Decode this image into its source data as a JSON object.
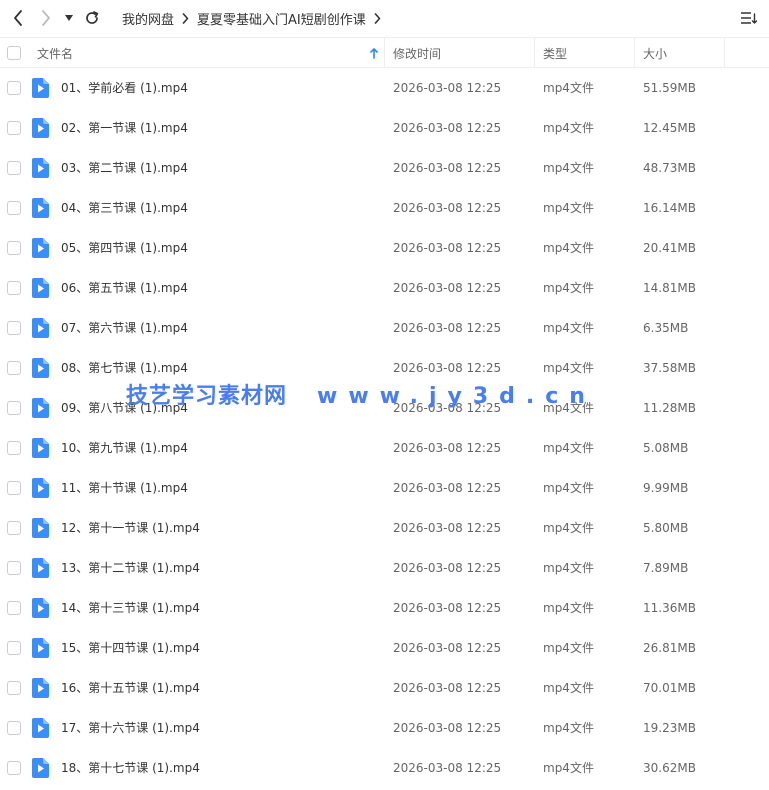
{
  "breadcrumb": {
    "items": [
      "我的网盘",
      "夏夏零基础入门AI短剧创作课"
    ]
  },
  "table": {
    "headers": {
      "name": "文件名",
      "modified": "修改时间",
      "type": "类型",
      "size": "大小"
    },
    "sort_icon": "sort-up-arrow-icon",
    "rows": [
      {
        "name": "01、学前必看 (1).mp4",
        "modified": "2026-03-08 12:25",
        "type": "mp4文件",
        "size": "51.59MB"
      },
      {
        "name": "02、第一节课 (1).mp4",
        "modified": "2026-03-08 12:25",
        "type": "mp4文件",
        "size": "12.45MB"
      },
      {
        "name": "03、第二节课 (1).mp4",
        "modified": "2026-03-08 12:25",
        "type": "mp4文件",
        "size": "48.73MB"
      },
      {
        "name": "04、第三节课 (1).mp4",
        "modified": "2026-03-08 12:25",
        "type": "mp4文件",
        "size": "16.14MB"
      },
      {
        "name": "05、第四节课 (1).mp4",
        "modified": "2026-03-08 12:25",
        "type": "mp4文件",
        "size": "20.41MB"
      },
      {
        "name": "06、第五节课 (1).mp4",
        "modified": "2026-03-08 12:25",
        "type": "mp4文件",
        "size": "14.81MB"
      },
      {
        "name": "07、第六节课 (1).mp4",
        "modified": "2026-03-08 12:25",
        "type": "mp4文件",
        "size": "6.35MB"
      },
      {
        "name": "08、第七节课 (1).mp4",
        "modified": "2026-03-08 12:25",
        "type": "mp4文件",
        "size": "37.58MB"
      },
      {
        "name": "09、第八节课 (1).mp4",
        "modified": "2026-03-08 12:25",
        "type": "mp4文件",
        "size": "11.28MB"
      },
      {
        "name": "10、第九节课 (1).mp4",
        "modified": "2026-03-08 12:25",
        "type": "mp4文件",
        "size": "5.08MB"
      },
      {
        "name": "11、第十节课 (1).mp4",
        "modified": "2026-03-08 12:25",
        "type": "mp4文件",
        "size": "9.99MB"
      },
      {
        "name": "12、第十一节课 (1).mp4",
        "modified": "2026-03-08 12:25",
        "type": "mp4文件",
        "size": "5.80MB"
      },
      {
        "name": "13、第十二节课 (1).mp4",
        "modified": "2026-03-08 12:25",
        "type": "mp4文件",
        "size": "7.89MB"
      },
      {
        "name": "14、第十三节课 (1).mp4",
        "modified": "2026-03-08 12:25",
        "type": "mp4文件",
        "size": "11.36MB"
      },
      {
        "name": "15、第十四节课 (1).mp4",
        "modified": "2026-03-08 12:25",
        "type": "mp4文件",
        "size": "26.81MB"
      },
      {
        "name": "16、第十五节课 (1).mp4",
        "modified": "2026-03-08 12:25",
        "type": "mp4文件",
        "size": "70.01MB"
      },
      {
        "name": "17、第十六节课 (1).mp4",
        "modified": "2026-03-08 12:25",
        "type": "mp4文件",
        "size": "19.23MB"
      },
      {
        "name": "18、第十七节课 (1).mp4",
        "modified": "2026-03-08 12:25",
        "type": "mp4文件",
        "size": "30.62MB"
      }
    ]
  },
  "watermark": {
    "brand": "技艺学习素材网",
    "url": "www.jy3d.cn"
  },
  "colors": {
    "accent": "#2f87f0",
    "file_icon": "#3a8ef6",
    "watermark": "#4a7df0",
    "divider": "#eceef1"
  },
  "icons": {
    "back": "chevron-left-icon",
    "forward": "chevron-right-icon",
    "dropdown": "caret-down-icon",
    "refresh": "refresh-icon",
    "view": "list-view-icon",
    "file": "video-file-icon"
  }
}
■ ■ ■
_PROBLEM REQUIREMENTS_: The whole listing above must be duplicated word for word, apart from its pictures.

_EXERCISE RESPONSE_:
Decode this image into its source data as a JSON object.
{
  "breadcrumb": {
    "items": [
      "我的网盘",
      "夏夏零基础入门AI短剧创作课"
    ]
  },
  "table": {
    "headers": {
      "name": "文件名",
      "modified": "修改时间",
      "type": "类型",
      "size": "大小"
    },
    "sort_icon": "sort-up-arrow-icon",
    "rows": [
      {
        "name": "01、学前必看 (1).mp4",
        "modified": "2026-03-08 12:25",
        "type": "mp4文件",
        "size": "51.59MB"
      },
      {
        "name": "02、第一节课 (1).mp4",
        "modified": "2026-03-08 12:25",
        "type": "mp4文件",
        "size": "12.45MB"
      },
      {
        "name": "03、第二节课 (1).mp4",
        "modified": "2026-03-08 12:25",
        "type": "mp4文件",
        "size": "48.73MB"
      },
      {
        "name": "04、第三节课 (1).mp4",
        "modified": "2026-03-08 12:25",
        "type": "mp4文件",
        "size": "16.14MB"
      },
      {
        "name": "05、第四节课 (1).mp4",
        "modified": "2026-03-08 12:25",
        "type": "mp4文件",
        "size": "20.41MB"
      },
      {
        "name": "06、第五节课 (1).mp4",
        "modified": "2026-03-08 12:25",
        "type": "mp4文件",
        "size": "14.81MB"
      },
      {
        "name": "07、第六节课 (1).mp4",
        "modified": "2026-03-08 12:25",
        "type": "mp4文件",
        "size": "6.35MB"
      },
      {
        "name": "08、第七节课 (1).mp4",
        "modified": "2026-03-08 12:25",
        "type": "mp4文件",
        "size": "37.58MB"
      },
      {
        "name": "09、第八节课 (1).mp4",
        "modified": "2026-03-08 12:25",
        "type": "mp4文件",
        "size": "11.28MB"
      },
      {
        "name": "10、第九节课 (1).mp4",
        "modified": "2026-03-08 12:25",
        "type": "mp4文件",
        "size": "5.08MB"
      },
      {
        "name": "11、第十节课 (1).mp4",
        "modified": "2026-03-08 12:25",
        "type": "mp4文件",
        "size": "9.99MB"
      },
      {
        "name": "12、第十一节课 (1).mp4",
        "modified": "2026-03-08 12:25",
        "type": "mp4文件",
        "size": "5.80MB"
      },
      {
        "name": "13、第十二节课 (1).mp4",
        "modified": "2026-03-08 12:25",
        "type": "mp4文件",
        "size": "7.89MB"
      },
      {
        "name": "14、第十三节课 (1).mp4",
        "modified": "2026-03-08 12:25",
        "type": "mp4文件",
        "size": "11.36MB"
      },
      {
        "name": "15、第十四节课 (1).mp4",
        "modified": "2026-03-08 12:25",
        "type": "mp4文件",
        "size": "26.81MB"
      },
      {
        "name": "16、第十五节课 (1).mp4",
        "modified": "2026-03-08 12:25",
        "type": "mp4文件",
        "size": "70.01MB"
      },
      {
        "name": "17、第十六节课 (1).mp4",
        "modified": "2026-03-08 12:25",
        "type": "mp4文件",
        "size": "19.23MB"
      },
      {
        "name": "18、第十七节课 (1).mp4",
        "modified": "2026-03-08 12:25",
        "type": "mp4文件",
        "size": "30.62MB"
      }
    ]
  },
  "watermark": {
    "brand": "技艺学习素材网",
    "url": "www.jy3d.cn"
  },
  "colors": {
    "accent": "#2f87f0",
    "file_icon": "#3a8ef6",
    "watermark": "#4a7df0",
    "divider": "#eceef1"
  },
  "icons": {
    "back": "chevron-left-icon",
    "forward": "chevron-right-icon",
    "dropdown": "caret-down-icon",
    "refresh": "refresh-icon",
    "view": "list-view-icon",
    "file": "video-file-icon"
  }
}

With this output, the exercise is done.